The days are long, but the months are short and here we are again at the start of a new month ready to be filled with finishes. I wouldn't know too much about that, lately, though. Although I keep stitching away, day after day, I am beginning to think that I am never going to finish anything again. I am hoping to make October the month to change that. In the meantime, I'll keep admiring your amazing finishes! Let the linking begin!

To participate in this month's linky party:
• Your project must be completed sometime in October, 2013.
• Once you've got your project finished {as in done, finito, nothing more to add, ready to use/display/give away} with some sort of stitching in it, blog about it or post a photo of it on Flickr.
• Scroll down to see what other bloggers are up to and link to your own finishes.
• Please include the October button in your blog post. Copy the code in the text box below and paste it somewhere in the post you link for this month's finishes. The button is a link to this specific post, so that other bloggers can find their way over and link up too. If you'd like a button for your sidebar, the code is at the bottom of this post.

• Each time you link up a finished project, you're entered to win the October giveaway, a $20 gift certificate from The Fat Quarter Shop!

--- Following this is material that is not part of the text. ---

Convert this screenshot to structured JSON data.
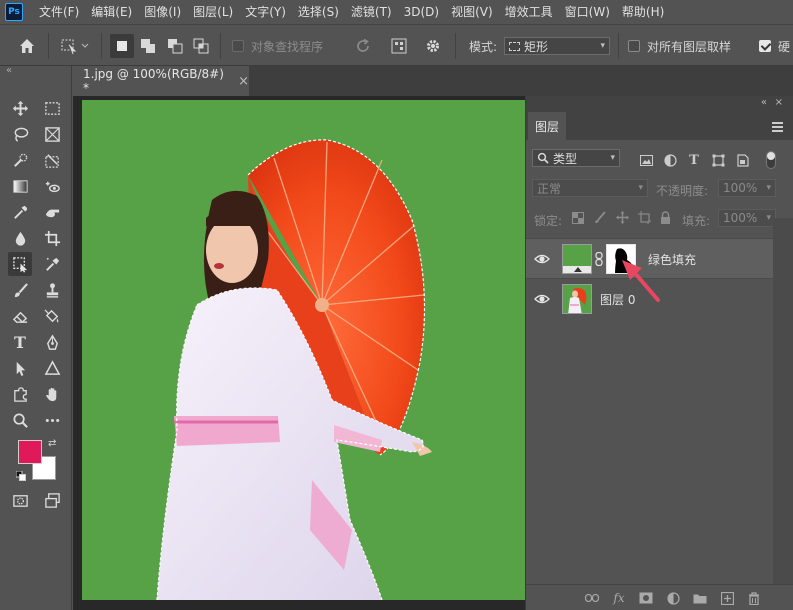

• Thank you to The Fat Quarter Shop for sponsoring our giveaway!

The Fine Print {which might be boring but you really should read}:
• Your project must be completed during the month you are linking to.
• Projects must include stitching of some sort. For example: appliqué, crochet, cross-stitch, embroidery, knitting, practical sewing {garment construction, bags, curtains, etc.}, quilting.
• Projects must be completely finished. As in done, finito, nothing more to add, ready to use/display/give away.
• You can pick something new to do, but projects do not have to be started during the month. If you pick up a UFO, Ph.D, WIP and finish it during the month, it counts.
• Finishes must be completed during this month, but you have until noon MST on the 1st of the next month to link your post.
• Post about your finish and then link your specific post {instructions here} above. Links to your blog and not the individual post about your finished project will be deleted.
• Have more than one finish this month? Great! Post about each finish individually and then link the specific posts up separately. Each finish, and therefore each link you add, counts as one entry for this month's giveaway.
• If you've already posted about a finish for this month, there's no need to do a separate post. Just add the button to that post and link up.
• Please copy and paste the code below to include this month's button somewhere in the post {not your sidebar} you link up for this month.
October Finishes

• Don't have a blog? You can link from your flickr account. Just post a picture, include a little note about your finish and a link back here {code included below} in the description. Then join the linky party.

• Want a button for your sidebar? Copy and paste the code below into an HTML gadget for your sidebar. This button is a link to the main A Stitch In Time Linky Party page, which always has the current month's finishes and links to all previous linky parties.
A Stitch In Time Linky Party

• Make sure to visit a few of the other links and leave them some love {ie, a comment}. A good rule of thumb is to visit two links for every one you include.
• Winner of the sponsored giveaway will be drawn randomly from among the links and announced by 8:00 pm MST on the 3rd of the following month.
• Instructions for making an index page to your finishes can be found here.
• Kindly consider changing your comment settings to the pop-up window option for faster and easier commenting for visitors to your blog. Instructions can be found here.